> [EXERCISE GOAL]: Pull each line holding "took" out of the entries below.

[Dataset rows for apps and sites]
----------------
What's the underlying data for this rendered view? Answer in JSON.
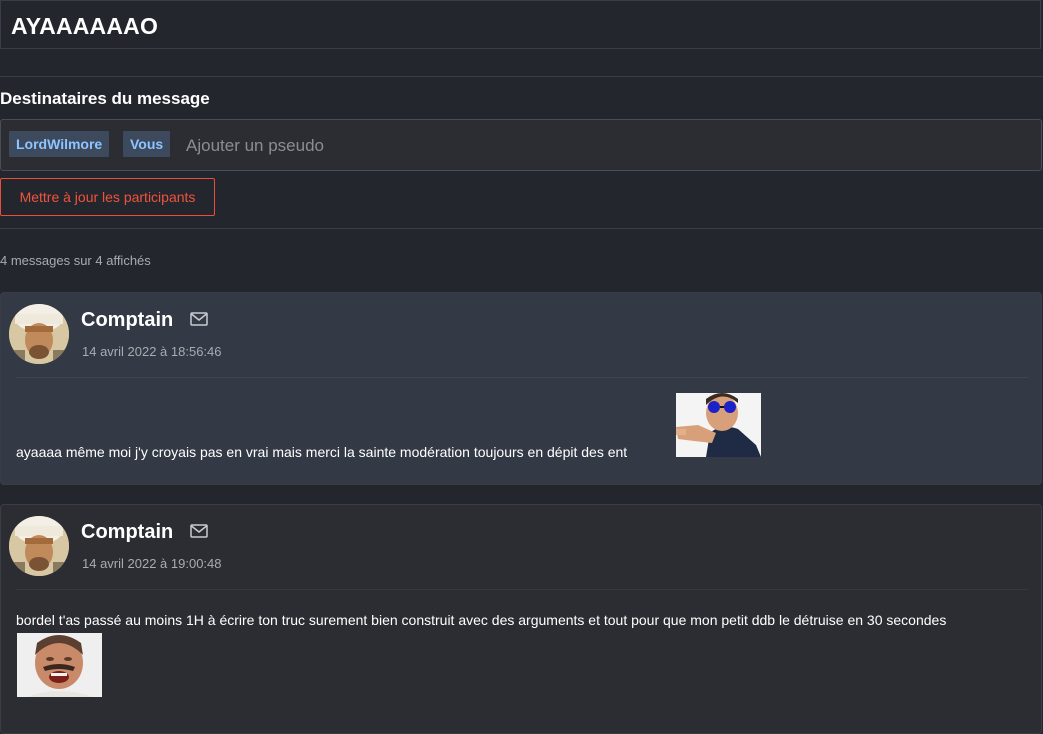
{
  "header": {
    "title": "AYAAAAAAO"
  },
  "recipients": {
    "title": "Destinataires du message",
    "chips": [
      "LordWilmore",
      "Vous"
    ],
    "placeholder": "Ajouter un pseudo",
    "update_label": "Mettre à jour les participants"
  },
  "count_label": "4 messages sur 4 affichés",
  "messages": [
    {
      "author": "Comptain",
      "date": "14 avril 2022 à 18:56:46",
      "text": "ayaaaa même moi j'y croyais pas en vrai mais merci la sainte modération toujours en dépit des ent"
    },
    {
      "author": "Comptain",
      "date": "14 avril 2022 à 19:00:48",
      "text": "bordel t'as passé au moins 1H à écrire ton truc surement bien construit avec des arguments et tout pour que mon petit ddb le détruise en 30 secondes"
    }
  ],
  "icons": {
    "mail": "envelope-icon",
    "avatar": "avatar-image",
    "sticker1": "sticker-pointing-man-sunglasses",
    "sticker2": "sticker-laughing-man"
  },
  "colors": {
    "background": "#24262d",
    "accent_red": "#f0533d",
    "chip_text": "#8ec4ff",
    "chip_bg": "#3d4a5e",
    "highlighted_message_bg": "#343a45"
  }
}
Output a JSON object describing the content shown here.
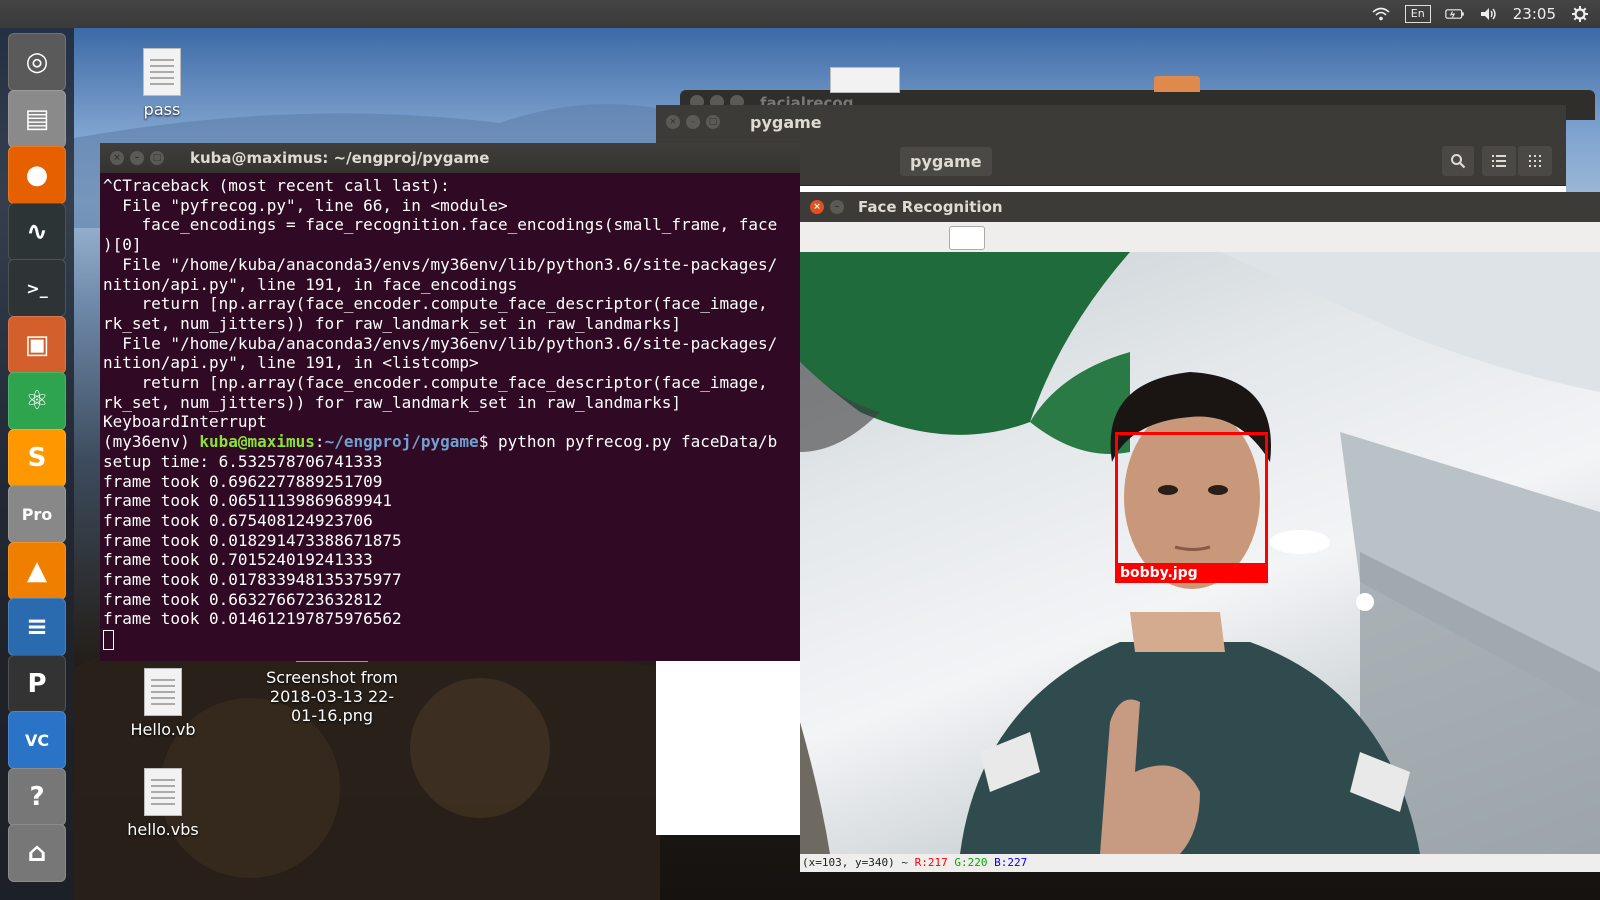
{
  "topbar": {
    "keyboard_layout": "En",
    "clock": "23:05",
    "icons": [
      "wifi-icon",
      "keyboard-icon",
      "battery-icon",
      "volume-icon",
      "gear-icon"
    ]
  },
  "launcher": {
    "items": [
      {
        "name": "ubuntu-dash",
        "glyph": "◎",
        "color": "#5a5a5a"
      },
      {
        "name": "file-manager",
        "glyph": "▤",
        "color": "#8a8a8a"
      },
      {
        "name": "firefox",
        "glyph": "●",
        "color": "#e66000"
      },
      {
        "name": "system-monitor",
        "glyph": "∿",
        "color": "#2d3436"
      },
      {
        "name": "terminal",
        "glyph": ">_",
        "color": "#2e3436"
      },
      {
        "name": "archive-manager",
        "glyph": "▣",
        "color": "#d35f2c"
      },
      {
        "name": "atom",
        "glyph": "⚛",
        "color": "#2ea44f"
      },
      {
        "name": "sublime-text",
        "glyph": "S",
        "color": "#ff9800"
      },
      {
        "name": "google-earth-pro",
        "glyph": "Pro",
        "color": "#888"
      },
      {
        "name": "vlc",
        "glyph": "▲",
        "color": "#f07f00"
      },
      {
        "name": "mono-develop",
        "glyph": "≡",
        "color": "#2a6bb0"
      },
      {
        "name": "pgadmin",
        "glyph": "P",
        "color": "#333"
      },
      {
        "name": "visual-code",
        "glyph": "VC",
        "color": "#2a73c6"
      },
      {
        "name": "help",
        "glyph": "?",
        "color": "#777"
      },
      {
        "name": "trash",
        "glyph": "⌂",
        "color": "#777"
      }
    ]
  },
  "desktop": {
    "icons": [
      {
        "label": "pass"
      },
      {
        "label": "Hello.vb"
      },
      {
        "label": "Screenshot from 2018-03-13 22-01-16.png"
      },
      {
        "label": "hello.vbs"
      }
    ]
  },
  "windows": {
    "back_title": "facialrecog",
    "pygame_title": "pygame",
    "pygame_tab": "pygame"
  },
  "terminal": {
    "title": "kuba@maximus: ~/engproj/pygame",
    "lines": [
      "^CTraceback (most recent call last):",
      "  File \"pyfrecog.py\", line 66, in <module>",
      "    face_encodings = face_recognition.face_encodings(small_frame, face",
      ")[0]",
      "  File \"/home/kuba/anaconda3/envs/my36env/lib/python3.6/site-packages/",
      "nition/api.py\", line 191, in face_encodings",
      "    return [np.array(face_encoder.compute_face_descriptor(face_image,",
      "rk_set, num_jitters)) for raw_landmark_set in raw_landmarks]",
      "  File \"/home/kuba/anaconda3/envs/my36env/lib/python3.6/site-packages/",
      "nition/api.py\", line 191, in <listcomp>",
      "    return [np.array(face_encoder.compute_face_descriptor(face_image,",
      "rk_set, num_jitters)) for raw_landmark_set in raw_landmarks]",
      "KeyboardInterrupt"
    ],
    "prompt": {
      "env": "(my36env) ",
      "user": "kuba@maximus",
      "path": "~/engproj/pygame",
      "command": "$ python pyfrecog.py faceData/b"
    },
    "output": [
      "setup time: 6.532578706741333",
      "frame took 0.6962277889251709",
      "frame took 0.06511139869689941",
      "frame took 0.675408124923706",
      "frame took 0.018291473388671875",
      "frame took 0.701524019241333",
      "frame took 0.017833948135375977",
      "frame took 0.6632766723632812",
      "frame took 0.014612197875976562"
    ]
  },
  "face_window": {
    "title": "Face Recognition",
    "face_label": "bobby.jpg",
    "status": {
      "coords": "(x=103, y=340) ~ ",
      "r": "R:217",
      "g": "G:220",
      "b": "B:227",
      "r_color": "#ff0000",
      "g_color": "#00aa00",
      "b_color": "#0000ff"
    }
  }
}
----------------
> [WRITTEN RESPONSE]:
      "frame took 0.6962277889251709",
      "frame took 0.06511139869689941",
      "frame took 0.675408124923706",
      "frame took 0.018291473388671875",
      "frame took 0.701524019241333",
      "frame took 0.017833948135375977",
      "frame took 0.6632766723632812",
      "frame took 0.014612197875976562"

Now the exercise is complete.